Strength and perseverance?
My friends in the Navy passed, they just had to work harder at it.
Most cities have free swim lessons at their pools. The pools are swarming with black kids. They like to be in the water but a lot don't see a need to swim. You can give the damn white kids a hard time without swimming.
Sooooo, let’s talk about polka music.
As for swimming lessons costing money, that is BS, you can't teach your child on your own without spending a dime, or get a friend to do it.
When I was growing up in Bell Gardens CA, there were public swimming pools all over the area(Bell, Southgate, Compton, all sh** holes today), we called them plunges and used them every summer and for parts of the winter. Most of the kids taught them selves to swim and taught their younger brothers and sisters to swim.
Although many blacks and mexicans(we didn't have hispanics then)lived in the area, very, very few of them ever came to the plunges.
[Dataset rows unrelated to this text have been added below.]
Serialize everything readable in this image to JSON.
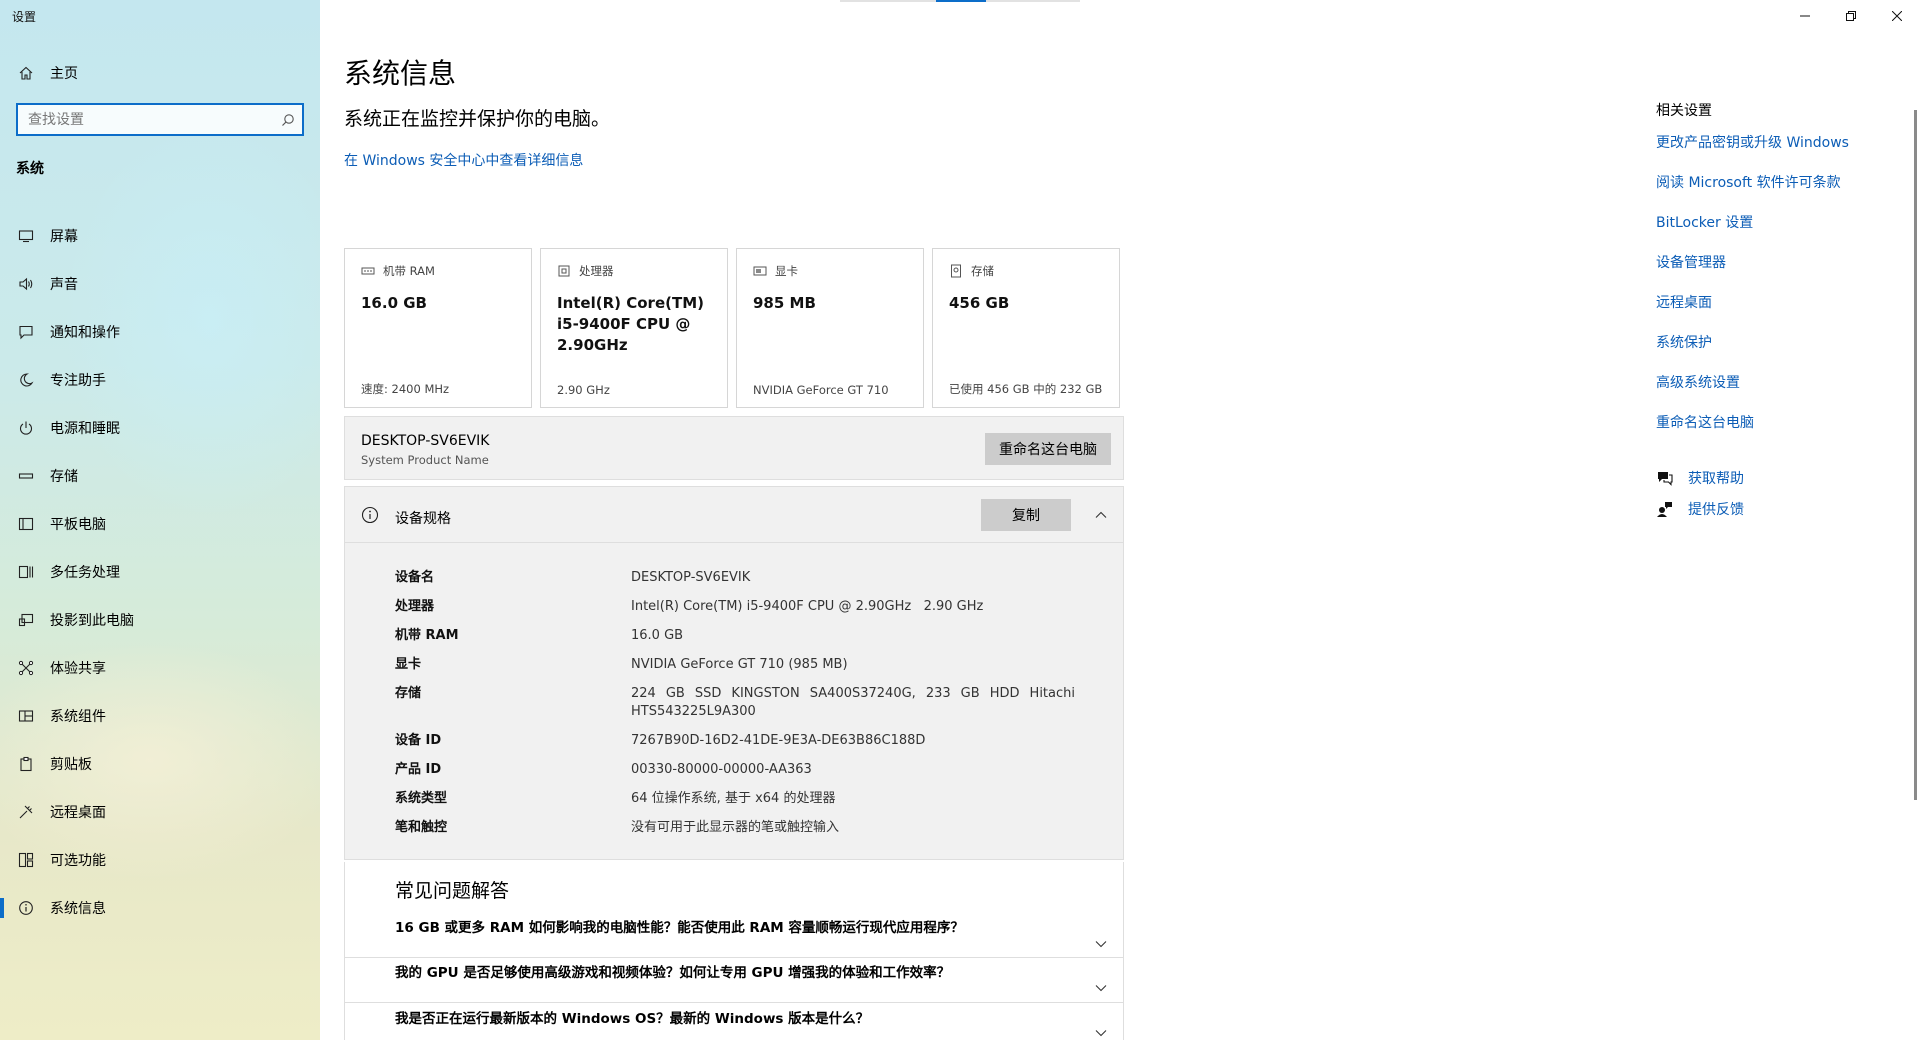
{
  "window": {
    "title": "设置"
  },
  "sidebar": {
    "home_label": "主页",
    "search_placeholder": "查找设置",
    "section": "系统",
    "items": [
      {
        "label": "屏幕",
        "icon": "monitor-icon"
      },
      {
        "label": "声音",
        "icon": "speaker-icon"
      },
      {
        "label": "通知和操作",
        "icon": "notification-icon"
      },
      {
        "label": "专注助手",
        "icon": "moon-icon"
      },
      {
        "label": "电源和睡眠",
        "icon": "power-icon"
      },
      {
        "label": "存储",
        "icon": "storage-icon"
      },
      {
        "label": "平板电脑",
        "icon": "tablet-icon"
      },
      {
        "label": "多任务处理",
        "icon": "multitask-icon"
      },
      {
        "label": "投影到此电脑",
        "icon": "project-icon"
      },
      {
        "label": "体验共享",
        "icon": "share-icon"
      },
      {
        "label": "系统组件",
        "icon": "components-icon"
      },
      {
        "label": "剪贴板",
        "icon": "clipboard-icon"
      },
      {
        "label": "远程桌面",
        "icon": "remote-icon"
      },
      {
        "label": "可选功能",
        "icon": "features-icon"
      },
      {
        "label": "系统信息",
        "icon": "info-icon",
        "active": true
      }
    ]
  },
  "main": {
    "title": "系统信息",
    "security_status": "系统正在监控并保护你的电脑。",
    "security_link": "在 Windows 安全中心中查看详细信息",
    "cards": [
      {
        "label": "机带 RAM",
        "value": "16.0 GB",
        "sub": "速度: 2400 MHz",
        "icon": "ram-icon"
      },
      {
        "label": "处理器",
        "value": "Intel(R) Core(TM) i5-9400F CPU @ 2.90GHz",
        "sub": "2.90 GHz",
        "icon": "cpu-icon"
      },
      {
        "label": "显卡",
        "value": "985 MB",
        "sub": "NVIDIA GeForce GT 710",
        "icon": "gpu-icon"
      },
      {
        "label": "存储",
        "value": "456 GB",
        "sub": "已使用 456 GB 中的 232 GB",
        "icon": "storage-icon"
      }
    ],
    "pc": {
      "name": "DESKTOP-SV6EVIK",
      "model": "System Product Name",
      "rename_button": "重命名这台电脑"
    },
    "specs": {
      "title": "设备规格",
      "copy_button": "复制",
      "rows": [
        {
          "key": "设备名",
          "value": "DESKTOP-SV6EVIK"
        },
        {
          "key": "处理器",
          "value": "Intel(R) Core(TM) i5-9400F CPU @ 2.90GHz   2.90 GHz"
        },
        {
          "key": "机带 RAM",
          "value": "16.0 GB"
        },
        {
          "key": "显卡",
          "value": "NVIDIA GeForce GT 710 (985 MB)"
        },
        {
          "key": "存储",
          "value": "224 GB SSD KINGSTON SA400S37240G, 233 GB HDD Hitachi HTS543225L9A300"
        },
        {
          "key": "设备 ID",
          "value": "7267B90D-16D2-41DE-9E3A-DE63B86C188D"
        },
        {
          "key": "产品 ID",
          "value": "00330-80000-00000-AA363"
        },
        {
          "key": "系统类型",
          "value": "64 位操作系统, 基于 x64 的处理器"
        },
        {
          "key": "笔和触控",
          "value": "没有可用于此显示器的笔或触控输入"
        }
      ]
    },
    "faq": {
      "title": "常见问题解答",
      "items": [
        "16 GB 或更多 RAM 如何影响我的电脑性能？能否使用此 RAM 容量顺畅运行现代应用程序？",
        "我的 GPU 是否足够使用高级游戏和视频体验？如何让专用 GPU 增强我的体验和工作效率？",
        "我是否正在运行最新版本的 Windows OS？最新的 Windows 版本是什么？"
      ]
    }
  },
  "related": {
    "title": "相关设置",
    "links": [
      "更改产品密钥或升级 Windows",
      "阅读 Microsoft 软件许可条款",
      "BitLocker 设置",
      "设备管理器",
      "远程桌面",
      "系统保护",
      "高级系统设置",
      "重命名这台电脑"
    ],
    "help": [
      {
        "label": "获取帮助",
        "icon": "help-chat-icon"
      },
      {
        "label": "提供反馈",
        "icon": "feedback-icon"
      }
    ]
  },
  "colors": {
    "accent": "#0c6dc9",
    "link": "#0c5db6"
  }
}
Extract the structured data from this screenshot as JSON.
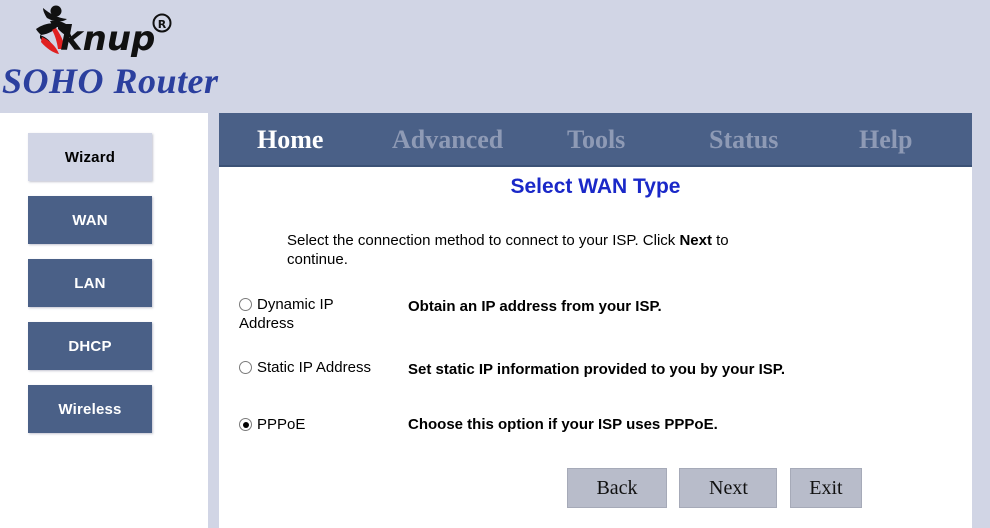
{
  "brand": {
    "logo_name": "knup-running-man-logo",
    "logo_text": "knup",
    "trademark": "®",
    "product_title": "SOHO Router"
  },
  "sidebar": {
    "items": [
      {
        "label": "Wizard",
        "active": true
      },
      {
        "label": "WAN",
        "active": false
      },
      {
        "label": "LAN",
        "active": false
      },
      {
        "label": "DHCP",
        "active": false
      },
      {
        "label": "Wireless",
        "active": false
      }
    ]
  },
  "nav": {
    "tabs": [
      {
        "label": "Home",
        "active": true
      },
      {
        "label": "Advanced",
        "active": false
      },
      {
        "label": "Tools",
        "active": false
      },
      {
        "label": "Status",
        "active": false
      },
      {
        "label": "Help",
        "active": false
      }
    ]
  },
  "main": {
    "title": "Select WAN Type",
    "intro_before": "Select the connection method to connect to your ISP. Click ",
    "intro_bold": "Next",
    "intro_after": " to continue.",
    "options": [
      {
        "label": "Dynamic IP Address",
        "description": "Obtain an IP address from your ISP.",
        "selected": false
      },
      {
        "label": "Static IP Address",
        "description": "Set static IP information provided to you by your ISP.",
        "selected": false
      },
      {
        "label": "PPPoE",
        "description": "Choose this option if your ISP uses PPPoE.",
        "selected": true
      }
    ]
  },
  "buttons": {
    "back": "Back",
    "next": "Next",
    "exit": "Exit"
  },
  "colors": {
    "header_bg": "#d1d5e5",
    "nav_bg": "#4a6087",
    "sidebar_button": "#4a6087",
    "sidebar_active": "#d1d5e5",
    "title_text": "#1a28c8",
    "brand_text": "#2b3f9e",
    "button_face": "#b8bcca"
  }
}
There was no discrimination, they simply were to busy terrifying the neighborhoods to go swimming.
According to the esteemed halls of academia, everything is caused by and results in white racism as you adroitly point out. To expound further, lets look at a simple chemistry problem(you know the answer so you get credit already.) When two molecules of hydrogen combine with one molecule of oxygen the resulting substance is : A, Water. B, helium. C, White racism. The answer of course is C.
It’s the not wanting to get their hair wet sine many spend hours getting it to do what they want it to do I’ve been told.
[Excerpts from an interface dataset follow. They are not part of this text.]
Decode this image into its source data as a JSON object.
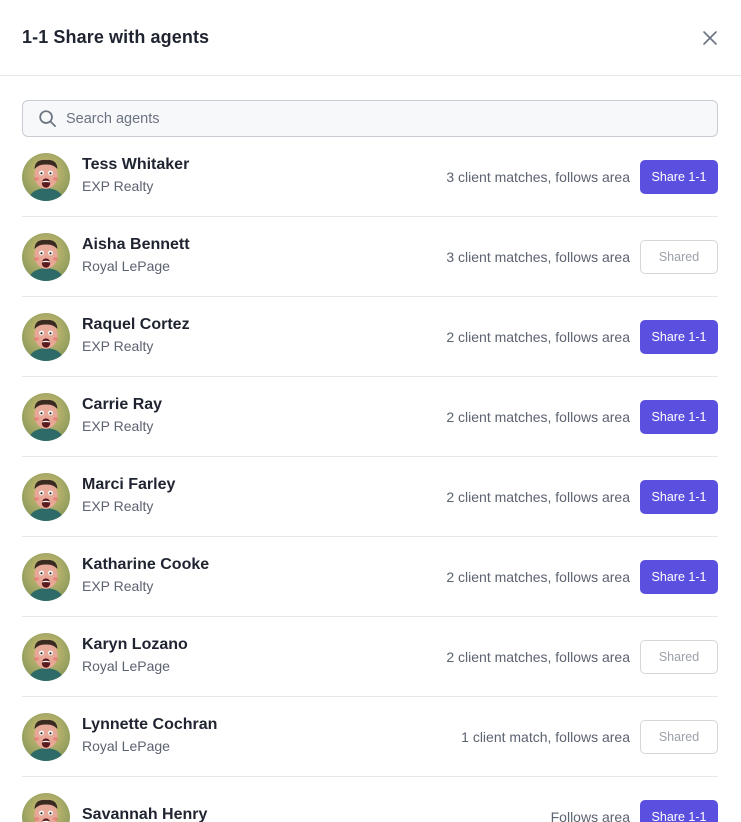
{
  "modal": {
    "title": "1-1 Share with agents",
    "close_icon": "close-icon"
  },
  "search": {
    "placeholder": "Search agents",
    "value": "",
    "icon": "search-icon"
  },
  "agents": [
    {
      "name": "Tess Whitaker",
      "company": "EXP Realty",
      "matches": "3 client matches, follows area",
      "action": "Share 1-1",
      "shared": false
    },
    {
      "name": "Aisha Bennett",
      "company": "Royal LePage",
      "matches": "3 client matches, follows area",
      "action": "Shared",
      "shared": true
    },
    {
      "name": "Raquel Cortez",
      "company": "EXP Realty",
      "matches": "2 client matches, follows area",
      "action": "Share 1-1",
      "shared": false
    },
    {
      "name": "Carrie Ray",
      "company": "EXP Realty",
      "matches": "2 client matches, follows area",
      "action": "Share 1-1",
      "shared": false
    },
    {
      "name": "Marci Farley",
      "company": "EXP Realty",
      "matches": "2 client matches, follows area",
      "action": "Share 1-1",
      "shared": false
    },
    {
      "name": "Katharine Cooke",
      "company": "EXP Realty",
      "matches": "2 client matches, follows area",
      "action": "Share 1-1",
      "shared": false
    },
    {
      "name": "Karyn Lozano",
      "company": "Royal LePage",
      "matches": "2 client matches, follows area",
      "action": "Shared",
      "shared": true
    },
    {
      "name": "Lynnette Cochran",
      "company": "Royal LePage",
      "matches": "1 client match, follows area",
      "action": "Shared",
      "shared": true
    },
    {
      "name": "Savannah Henry",
      "company": "",
      "matches": "Follows area",
      "action": "Share 1-1",
      "shared": false
    }
  ],
  "colors": {
    "primary": "#5b4fe0",
    "text": "#1f2430",
    "muted": "#5b6270",
    "border": "#e6e7eb"
  }
}
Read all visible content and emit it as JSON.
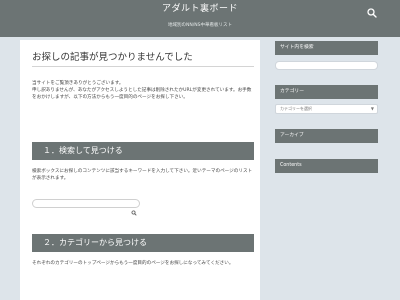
{
  "header": {
    "site_title": "アダルト裏ボード",
    "site_description": "地域別のNN/NS中華看板リスト"
  },
  "main": {
    "title": "お探しの記事が見つかりませんでした",
    "intro_line1": "当サイトをご覧頂きありがとうございます。",
    "intro_line2": "申し訳ありませんが、あなたがアクセスしようとした記事は削除されたかURLが変更されています。お手数をおかけしますが、以下の方法からもう一度目的のページをお探し下さい。",
    "section1_title": "１．検索して見つける",
    "section1_text": "検索ボックスにお探しのコンテンツに該当するキーワードを入力して下さい。近いテーマのページのリストが表示されます。",
    "section2_title": "２．カテゴリーから見つける",
    "section2_text": "それぞれのカテゴリーのトップページからもう一度目的のページをお探しになってみてください。"
  },
  "sidebar": {
    "search_heading": "サイト内を検索",
    "category_heading": "カテゴリー",
    "category_select_value": "カテゴリーを選択",
    "archive_heading": "アーカイブ",
    "contents_heading": "Contents"
  },
  "icons": {
    "header_search": "search-icon",
    "content_search": "search-icon",
    "select_caret": "chevron-down-icon"
  }
}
What about the Eskimo-Americans? Transgender-Americans? Wetback-Americans
well...obviously your last example swims just fine. Duh.
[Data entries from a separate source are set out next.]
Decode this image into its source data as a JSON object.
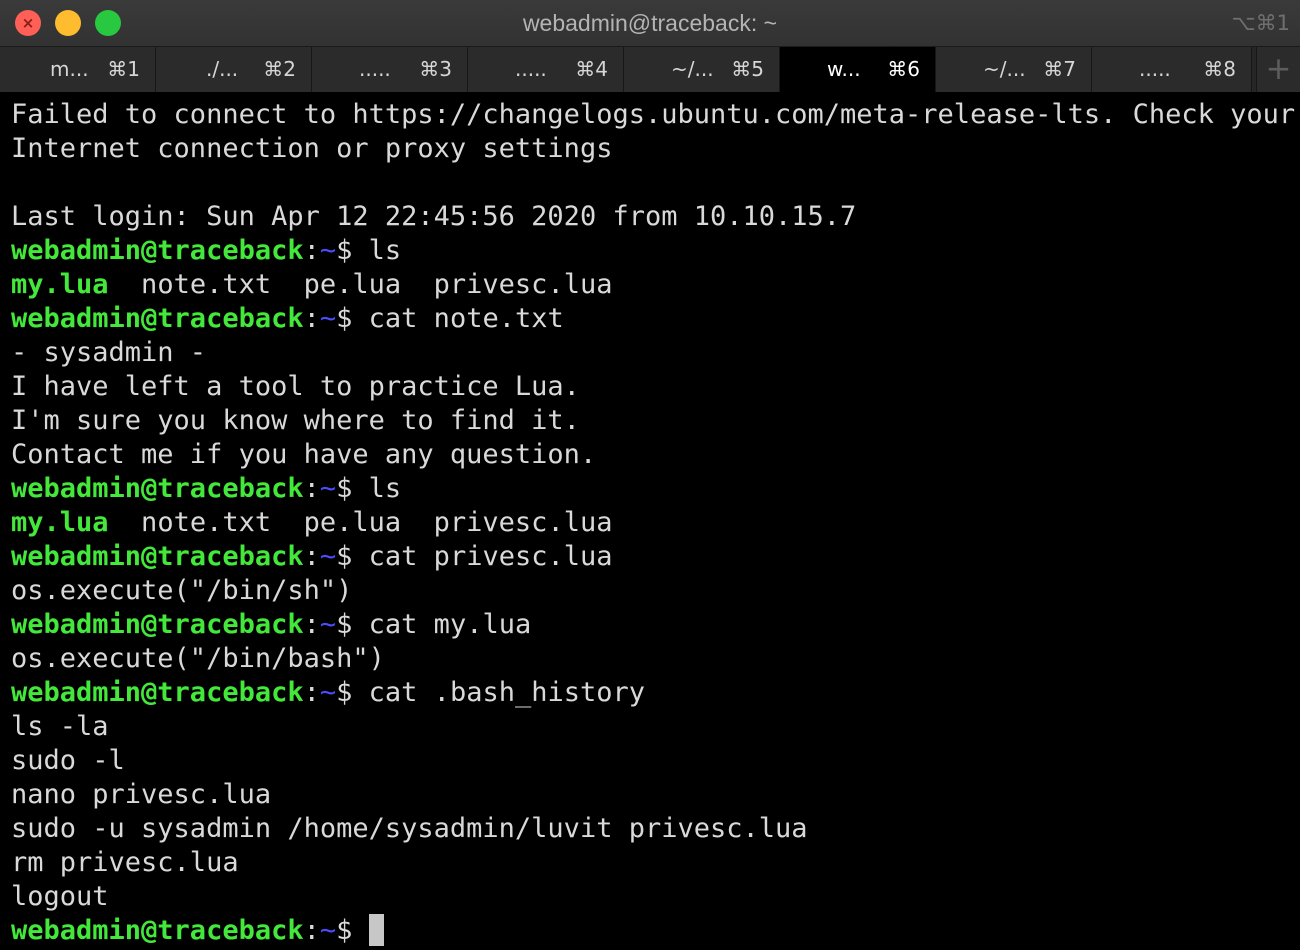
{
  "window": {
    "title": "webadmin@traceback: ~",
    "shortcut": "⌥⌘1",
    "new_tab_symbol": "+"
  },
  "tabs": [
    {
      "title": "m...",
      "key": "⌘1",
      "active": false
    },
    {
      "title": "./...",
      "key": "⌘2",
      "active": false
    },
    {
      "title": ".....",
      "key": "⌘3",
      "active": false
    },
    {
      "title": ".....",
      "key": "⌘4",
      "active": false
    },
    {
      "title": "~/...",
      "key": "⌘5",
      "active": false
    },
    {
      "title": "w...",
      "key": "⌘6",
      "active": true
    },
    {
      "title": "~/...",
      "key": "⌘7",
      "active": false
    },
    {
      "title": ".....",
      "key": "⌘8",
      "active": false
    }
  ],
  "colors": {
    "background": "#000000",
    "text": "#d9d9d9",
    "prompt_user": "#43e83a",
    "prompt_path": "#4c4cff",
    "executable": "#43e83a",
    "cursor": "#c7c7c7"
  },
  "prompt": {
    "user_host": "webadmin@traceback",
    "separator": ":",
    "path": "~",
    "symbol": "$"
  },
  "terminal": {
    "lines": [
      {
        "type": "text",
        "text": "Failed to connect to https://changelogs.ubuntu.com/meta-release-lts. Check your"
      },
      {
        "type": "text",
        "text": "Internet connection or proxy settings"
      },
      {
        "type": "text",
        "text": ""
      },
      {
        "type": "text",
        "text": "Last login: Sun Apr 12 22:45:56 2020 from 10.10.15.7"
      },
      {
        "type": "prompt",
        "command": " ls"
      },
      {
        "type": "ls",
        "exec": "my.lua",
        "rest": "  note.txt  pe.lua  privesc.lua"
      },
      {
        "type": "prompt",
        "command": " cat note.txt"
      },
      {
        "type": "text",
        "text": "- sysadmin -"
      },
      {
        "type": "text",
        "text": "I have left a tool to practice Lua."
      },
      {
        "type": "text",
        "text": "I'm sure you know where to find it."
      },
      {
        "type": "text",
        "text": "Contact me if you have any question."
      },
      {
        "type": "prompt",
        "command": " ls"
      },
      {
        "type": "ls",
        "exec": "my.lua",
        "rest": "  note.txt  pe.lua  privesc.lua"
      },
      {
        "type": "prompt",
        "command": " cat privesc.lua"
      },
      {
        "type": "text",
        "text": "os.execute(\"/bin/sh\")"
      },
      {
        "type": "prompt",
        "command": " cat my.lua"
      },
      {
        "type": "text",
        "text": "os.execute(\"/bin/bash\")"
      },
      {
        "type": "prompt",
        "command": " cat .bash_history"
      },
      {
        "type": "text",
        "text": "ls -la"
      },
      {
        "type": "text",
        "text": "sudo -l"
      },
      {
        "type": "text",
        "text": "nano privesc.lua"
      },
      {
        "type": "text",
        "text": "sudo -u sysadmin /home/sysadmin/luvit privesc.lua"
      },
      {
        "type": "text",
        "text": "rm privesc.lua"
      },
      {
        "type": "text",
        "text": "logout"
      },
      {
        "type": "prompt",
        "command": " ",
        "cursor": true
      }
    ]
  }
}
Well, I’m white and I have never been able to float.
I’m one of those that sinks to the bottom of the pool and stays there if I try to do a back float or a dead man float. I have also always amazed people when they find out how much I weigh. I have always weighed 15-20 lbs more than I look. I can get my weight down to the point I look like a nazi concentration camp survivor but still be over weight according to the doctor charts, and I’ve done it. I used to run a lot of long distances and I was very very thin.
People have told me its my bones. Supposedly my bones are thick and have less than normal hollow space in them. But there is something different about my muscle too. My muscles are stronger than it seems they should be based on their size. I have always been able to match the strength of guys with much larger muscles than me.
I’m a white man that can’t jump OR swim.
I’m beginning to not really care lately.
Race and genetics are contributing factors.
Less body fat and higher bone density do contribute the buoyancy of the human body. While all can be trained how to swim, beginning stages take more work for lean bodies with denser bones to tread water to remain afloat.
Additionally, water conducts heat far greater than air. The less fat layer on the skin allows the body to lose heat much quicker in the pool for the same muscular physiques.
It is also difficult for many African Americans to keep their hair without extensive effort when they frequently wash it in chlorinated water.
There is a reason behind the black hair product market. One of the reasons hair styles such as ‘corn rows’ are popular is to lessen the risk of drying out their hair.
Many such names come from Islamic writings, just as many white Americans are named from Biblical names. There also are many African Americans named after Biblical characters as well.